Scientists at the Norwich BioScience Institute have carried out the first detailed study of how our intestinal tract changes with age and how this affects our general health. This information is important because “the gut plays a central role in programming our immune system and is an effective barrier against bacteria that could make us sick. Immune cells that colonize the intestine are particularly important for the defense against bacterial pathogens.
Here are the key facts from the study:
- Changes in the structure and function of the intestinal barrier contribute to the fact that our immune system weakens with age and the risk of infections and diseases increases.
- The researchers found that with age, the intestines show an increase in a specific regulator of the immune system called interleukin 6 (IL-6), which causes inflammation.
- Inflammation is increasingly seen as an important factor in the aging process. The study results suggest that the intestine plays a crucial role in inflammatory processes.
- It’s important for scientists to develop methods of controlling inflammation to prevent colon cancer, inflammatory bowel disease, heart disease, diabetes, and depression.
- If intestinal bacteria are responsible for the changes in the barrier structure of the intestine in old age, it may be possible to counteract these changes with probiotics.
A scientific article entitled “Effectiveness of Probiotics for Preventing Infections in the Elderly: Systematic Review and Meta-Analysis” was published in 2015 in the Nutrition Bulletin. It takes into account the fact that older adults are more susceptible to infections, often with serious consequences. Studies suggest that probiotics play a role in preventing infection in older adults.
Here are the key facts from the study:
- Older people are more prone to infection than younger adults, with symptoms generally severe and atypical.
- Infection is a major cause of early mortality in the elderly.
- Elderly people taking probiotic supplements for three months have a reduction in the average duration of infection and a reduction in the incidence of infectious diseases, particularly upper respiratory infections.
Stress weakens the immune system in old age
The American Institute of Stress (AIS) serves as a trusted source for all scientifically sound information on stress management. On their page you tell how chronic stress affects seniors and how you can deal with it.
Here are the most important facts at a glance:
- A weak immune system can no longer effectively resist bacterial infections and respond to inflammation, leading to osteoporosis, arthritis, type 2 diabetes, cancer, and dementia.
- Chronic stress is a cause of accelerated biological aging and therefore has a negative effect on the immune system and its function.
- Stress can greatly reduce the immune response to pneumonia in the elderly.
What do telomeres have to do with aging?
The telomeres are known as the clock of every cell’s life and determine our biological age. As tiny components of the DNA, they cover the chromosome endings like a kind of protective cap and thus prevent them from sticking together. However, with each cell division, these structures shorten and accelerate the aging of the cell. If the telomeres are too short at some point, the cell dies. This is why shorter telomeres are also associated with increased biological age.

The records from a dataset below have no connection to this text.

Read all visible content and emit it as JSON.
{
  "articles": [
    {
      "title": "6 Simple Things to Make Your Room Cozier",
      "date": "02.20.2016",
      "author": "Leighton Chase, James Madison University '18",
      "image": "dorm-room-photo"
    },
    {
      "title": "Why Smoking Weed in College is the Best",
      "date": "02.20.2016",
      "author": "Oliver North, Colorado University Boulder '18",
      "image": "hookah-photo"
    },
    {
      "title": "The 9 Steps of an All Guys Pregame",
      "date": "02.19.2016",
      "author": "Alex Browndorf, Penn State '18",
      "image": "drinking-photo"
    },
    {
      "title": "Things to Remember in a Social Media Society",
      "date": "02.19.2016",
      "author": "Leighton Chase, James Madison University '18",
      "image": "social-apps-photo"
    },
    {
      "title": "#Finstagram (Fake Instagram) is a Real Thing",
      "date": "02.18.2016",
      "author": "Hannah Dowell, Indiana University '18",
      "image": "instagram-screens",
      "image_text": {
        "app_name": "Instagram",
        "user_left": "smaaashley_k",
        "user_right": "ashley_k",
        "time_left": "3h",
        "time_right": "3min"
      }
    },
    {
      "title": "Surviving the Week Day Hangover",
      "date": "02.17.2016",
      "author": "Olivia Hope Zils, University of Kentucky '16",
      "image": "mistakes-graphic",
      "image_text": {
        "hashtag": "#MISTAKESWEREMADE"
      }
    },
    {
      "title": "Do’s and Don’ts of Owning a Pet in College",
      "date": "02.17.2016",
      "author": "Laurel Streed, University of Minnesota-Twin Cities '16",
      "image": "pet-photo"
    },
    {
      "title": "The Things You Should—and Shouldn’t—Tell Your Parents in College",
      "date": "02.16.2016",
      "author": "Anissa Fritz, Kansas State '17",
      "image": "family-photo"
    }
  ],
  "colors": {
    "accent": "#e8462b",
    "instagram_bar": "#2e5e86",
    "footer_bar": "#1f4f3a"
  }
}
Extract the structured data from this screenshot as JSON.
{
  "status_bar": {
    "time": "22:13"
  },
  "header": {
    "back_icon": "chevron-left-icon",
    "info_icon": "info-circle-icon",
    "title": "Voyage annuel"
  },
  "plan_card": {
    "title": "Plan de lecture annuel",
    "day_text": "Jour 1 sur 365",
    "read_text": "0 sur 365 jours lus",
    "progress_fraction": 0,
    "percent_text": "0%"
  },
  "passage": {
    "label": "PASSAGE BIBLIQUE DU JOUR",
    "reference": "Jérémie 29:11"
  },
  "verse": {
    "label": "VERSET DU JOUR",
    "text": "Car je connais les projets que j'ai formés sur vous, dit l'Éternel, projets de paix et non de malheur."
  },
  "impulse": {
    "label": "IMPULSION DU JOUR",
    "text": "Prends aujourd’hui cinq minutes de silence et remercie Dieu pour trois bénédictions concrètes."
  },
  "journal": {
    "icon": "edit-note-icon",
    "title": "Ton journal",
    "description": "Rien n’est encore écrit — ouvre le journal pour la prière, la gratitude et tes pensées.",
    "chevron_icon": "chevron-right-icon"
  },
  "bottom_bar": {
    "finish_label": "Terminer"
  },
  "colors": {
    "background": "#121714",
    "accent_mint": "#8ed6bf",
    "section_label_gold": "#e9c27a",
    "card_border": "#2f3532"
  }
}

The enzyme telomerase is responsible for maintaining the correct telomere length. However, a number of studies have shown an association between shorter telomeres or decreased telomerase activity and a variety of diseases, including cancer, heart disease, osteoporosis and HIV infection.
A 2008 study suggests that decreased telomere length is also linked to chronic psychological stress and mood disorders. The researchers also found that exposure of T lymphocytes to the stress hormone cortisol leads to a significant reduction in telomerase activity. The association between psychological stress and shortened telomeres has also been documented in studies on mothers of chronically ill children and carers of patients with Alzheimer’s disease. The complex interactions between the endocrine, nervous and immune systems can affect both mental and physical health.